Tagore’s universal relevance has never been properly estimated or appropriated. True, he is always remembered as our first Nobel Laureate but there have been many doubts about the quality of his poetry in English. The truth is that he wrote the ”Gitanjali” originally in Bengali, and the English translations were his. Perhaps the translations could not do justice to the original. William Radice’s translations later in the eighties were an eye opener to his poems, the dark colours inside and not simply a liturgy of the Divine as some made his poetry out to be. Yet in the ”Gitanjali” Tagore worked out the man-woman relationship subtly with the man, nature and the man-god relationship. This has also been overlooked. Tagore saw in relationships, a complex artefact: man, nature, god and love. Love being a primal concern from eternity to eternity sublimated in the Man-God relationship.
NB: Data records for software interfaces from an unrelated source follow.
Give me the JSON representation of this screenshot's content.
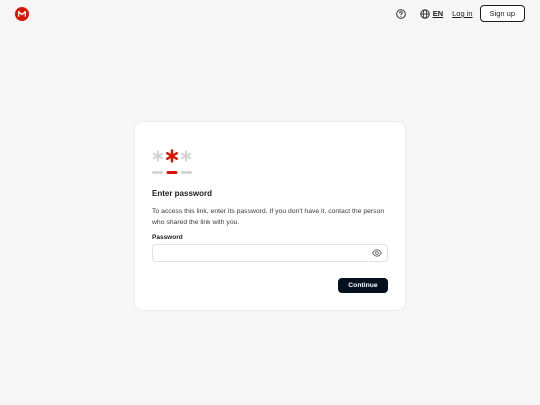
{
  "header": {
    "logo_icon": "mega-logo-icon",
    "help_icon": "help-circle-icon",
    "globe_icon": "globe-icon",
    "language": "EN",
    "login_label": "Log in",
    "signup_label": "Sign up"
  },
  "card": {
    "illustration_icon": "password-asterisks-illustration",
    "title": "Enter password",
    "description": "To access this link, enter its password. If you don't have it, contact the person who shared the link with you.",
    "password_label": "Password",
    "password_value": "",
    "password_placeholder": "",
    "show_password_icon": "eye-icon",
    "continue_label": "Continue"
  },
  "colors": {
    "brand_red": "#dd1405",
    "button_dark": "#04101e",
    "background": "#f6f6f6",
    "card": "#ffffff",
    "asterisk_gray": "#d5d5d5"
  }
}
But the symbols of nature and darkness pervaded his poetry, lending it with mystical insights. There is always the premonition of something, someone, somewhere. The recurring motif of a woman, a lady pummelled his lines into the mysticism of love, not logic. Tagore’s ”Gitanjali” has an indefinable quality a total surrender to the infinite and the god head. It is not a religious text, but it’s depth of spirituality is quintessential in the context of his poetry. As the term denotes, these were soulful song renderings, as the poet saw a harmonic relationship between poetry and song. Tagore saw in poetry a condition aspiring towards music, as Gerard Manley Hopkins also saw in ‘inscape’ and ‘instress’.
The Nobel Prize is simply an iota of his recognition. In fact, this that is his recognition, should be for his overall contribution to literary genres, poetry, short fiction, drama, fiction, dance drama, painting and music. And then what about his superb writings in English, his essays on ”Internationalism”, and the Hibbert lectures later published into a book by Unwin publishers: ”Religion of Man”. Anyone who chooses to read this book will be delighted by a compendium of philosophy and religion, and in his essays on Internationalism a blend of political maturity, wisdom and philosophy. In fact, Tagore saw in nationalism limitations of the soul, because nationalism was in direct opposition to the oneness of humanity. This was his perplexing and much misunderstood world order.
In fact, his essays on Internationalism should be prescribed as texts for college and university students in the world. In English prose, Tagore was not prolix, but the language flowed like poetry. It is surprising therefore that the translations in ”Gitanjali” wavered. Perhaps he aimed at too literal a translation of the work and did not deviate into what P. Lal would call ‘transcreation’. The metaphysical transcendence that Tagore had in his thoughts is reflected in his songs and creative writing. The dance drama ”Tasher Desh” for example symbolically looks at a new civilization or humanity. Perhaps that was his dream- a world of transfiguration. The short stories have an underlying pathos which very few writers can touch or make inroads into. Post Master for example is one such rendering of silences in relationships, in this case between a young rustic girl and a Post Master who had come to the village on duty.”
Kabuliwallah” is another example of love beyond barriers. That, many of his stories have been adapted into films by people like Satyajit Ray and Tapan Sinha is a testimony to the universal quality of his short stories, which the late Khushwant Singh once dubbed (in Shillong) as ‘bad’ like his poetry!
The range of creativity that Tagore possessed was phenomenal. And it is this phenomenal aspect of his creativity that must be underscored, revered and highlighted – not simply as someone receiving an award. The genius of Tagore lay in his versatility as poet, novelist, song writer/ musician, dramatist and painter. He was indeed the later Renaissance figure, born in India, not Europe.